[Exercise directions] Write out every line below that contains "record".

[Material supplied]
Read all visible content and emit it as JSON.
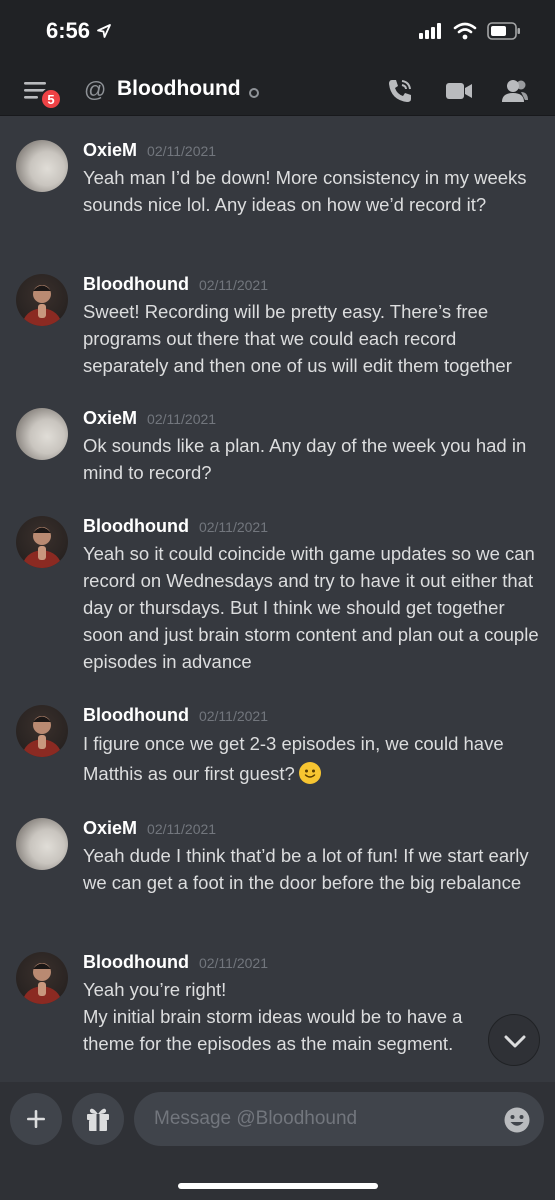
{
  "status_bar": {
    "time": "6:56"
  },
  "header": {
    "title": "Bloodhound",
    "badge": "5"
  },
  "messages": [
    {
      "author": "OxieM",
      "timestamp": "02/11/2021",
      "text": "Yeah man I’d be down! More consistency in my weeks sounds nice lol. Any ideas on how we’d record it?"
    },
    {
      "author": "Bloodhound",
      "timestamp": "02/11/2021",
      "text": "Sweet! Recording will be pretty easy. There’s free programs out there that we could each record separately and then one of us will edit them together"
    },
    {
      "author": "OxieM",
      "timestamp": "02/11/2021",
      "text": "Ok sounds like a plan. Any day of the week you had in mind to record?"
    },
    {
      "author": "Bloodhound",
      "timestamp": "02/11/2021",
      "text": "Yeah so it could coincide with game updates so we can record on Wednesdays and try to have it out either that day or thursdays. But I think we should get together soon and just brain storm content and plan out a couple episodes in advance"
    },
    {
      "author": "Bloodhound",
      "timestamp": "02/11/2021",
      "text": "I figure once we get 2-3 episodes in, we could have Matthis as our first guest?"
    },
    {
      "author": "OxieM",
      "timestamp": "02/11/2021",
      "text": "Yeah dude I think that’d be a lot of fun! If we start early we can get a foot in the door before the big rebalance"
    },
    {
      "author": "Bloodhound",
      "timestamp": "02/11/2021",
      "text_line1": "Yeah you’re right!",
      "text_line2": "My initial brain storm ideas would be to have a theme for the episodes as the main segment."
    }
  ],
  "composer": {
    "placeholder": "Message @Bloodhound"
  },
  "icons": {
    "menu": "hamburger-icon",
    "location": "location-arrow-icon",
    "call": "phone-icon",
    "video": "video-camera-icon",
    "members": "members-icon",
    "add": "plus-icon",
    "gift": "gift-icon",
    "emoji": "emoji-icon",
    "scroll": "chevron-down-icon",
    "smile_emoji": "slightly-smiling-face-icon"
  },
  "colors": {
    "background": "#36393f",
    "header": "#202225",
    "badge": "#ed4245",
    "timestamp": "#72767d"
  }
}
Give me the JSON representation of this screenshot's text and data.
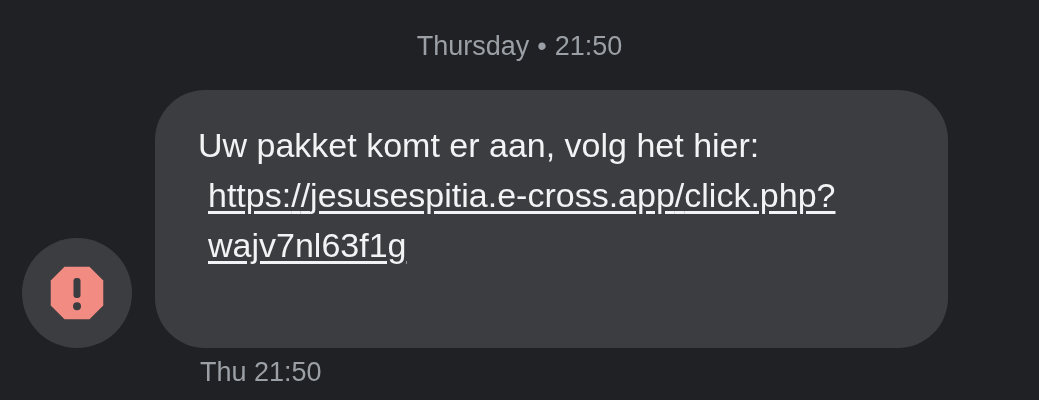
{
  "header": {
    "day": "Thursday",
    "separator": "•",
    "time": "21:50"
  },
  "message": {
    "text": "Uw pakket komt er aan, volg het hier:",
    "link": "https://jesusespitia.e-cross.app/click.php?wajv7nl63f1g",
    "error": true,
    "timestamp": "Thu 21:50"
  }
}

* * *

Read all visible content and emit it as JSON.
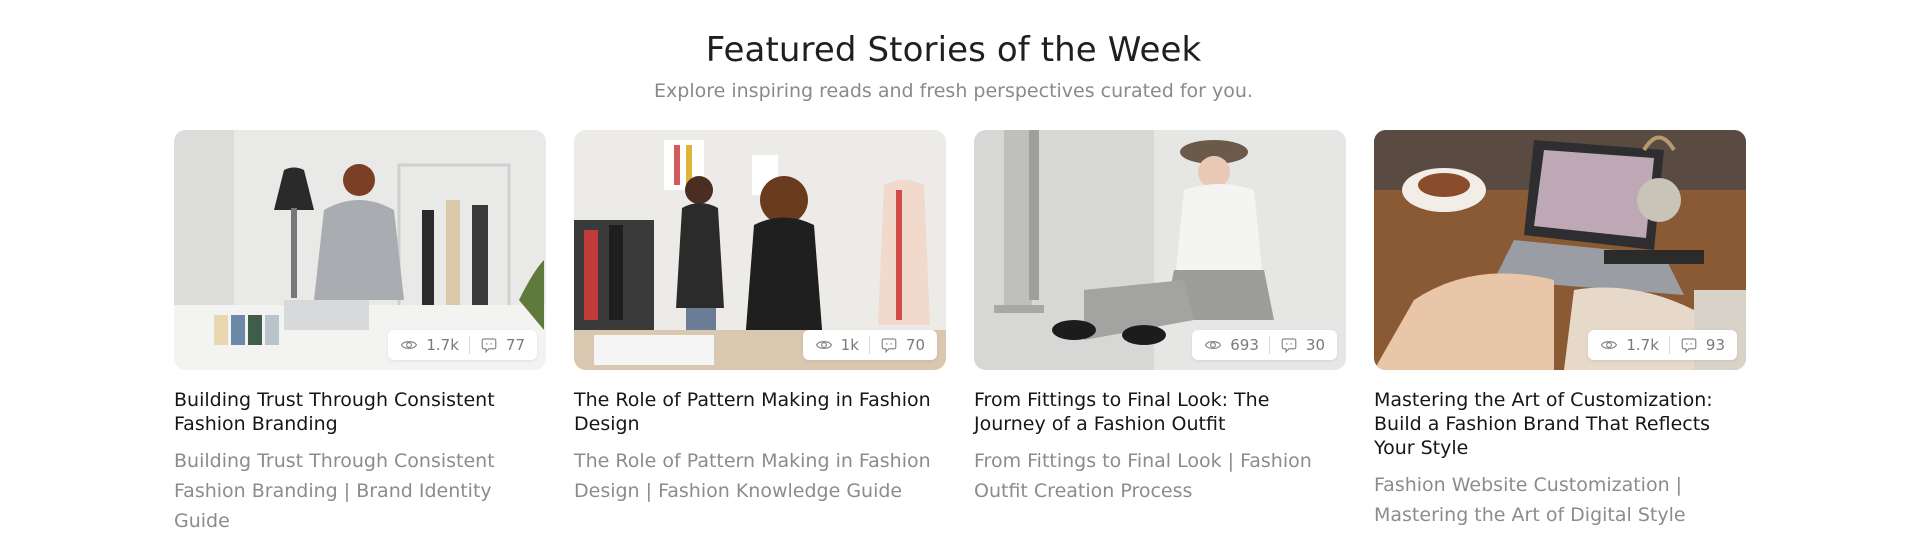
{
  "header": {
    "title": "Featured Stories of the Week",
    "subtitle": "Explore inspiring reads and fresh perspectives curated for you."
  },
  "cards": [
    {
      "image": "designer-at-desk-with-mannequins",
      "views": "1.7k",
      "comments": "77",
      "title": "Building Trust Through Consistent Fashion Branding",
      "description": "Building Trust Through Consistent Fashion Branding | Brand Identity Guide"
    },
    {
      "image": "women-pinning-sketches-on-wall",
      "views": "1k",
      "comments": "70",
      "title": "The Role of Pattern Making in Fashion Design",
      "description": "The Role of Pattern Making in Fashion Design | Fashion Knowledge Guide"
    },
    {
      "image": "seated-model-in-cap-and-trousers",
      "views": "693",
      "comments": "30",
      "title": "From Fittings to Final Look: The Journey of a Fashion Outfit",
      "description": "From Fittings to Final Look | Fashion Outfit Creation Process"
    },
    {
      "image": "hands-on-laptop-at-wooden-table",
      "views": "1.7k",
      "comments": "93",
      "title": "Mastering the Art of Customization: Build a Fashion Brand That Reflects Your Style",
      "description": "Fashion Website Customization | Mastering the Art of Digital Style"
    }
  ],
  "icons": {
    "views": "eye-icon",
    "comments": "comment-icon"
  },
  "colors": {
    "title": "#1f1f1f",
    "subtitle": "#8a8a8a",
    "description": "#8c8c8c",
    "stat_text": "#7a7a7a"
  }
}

[Answer section]
      "text": "Yeah man I’d be down! More consistency in my weeks sounds nice lol. Any ideas on how we’d record it?"
      "text": "Sweet! Recording will be pretty easy. There’s free programs out there that we could each record separately and then one of us will edit them together"
      "text": "Ok sounds like a plan. Any day of the week you had in mind to record?"
      "text": "Yeah so it could coincide with game updates so we can record on Wednesdays and try to have it out either that day or thursdays. But I think we should get together soon and just brain storm content and plan out a couple episodes in advance"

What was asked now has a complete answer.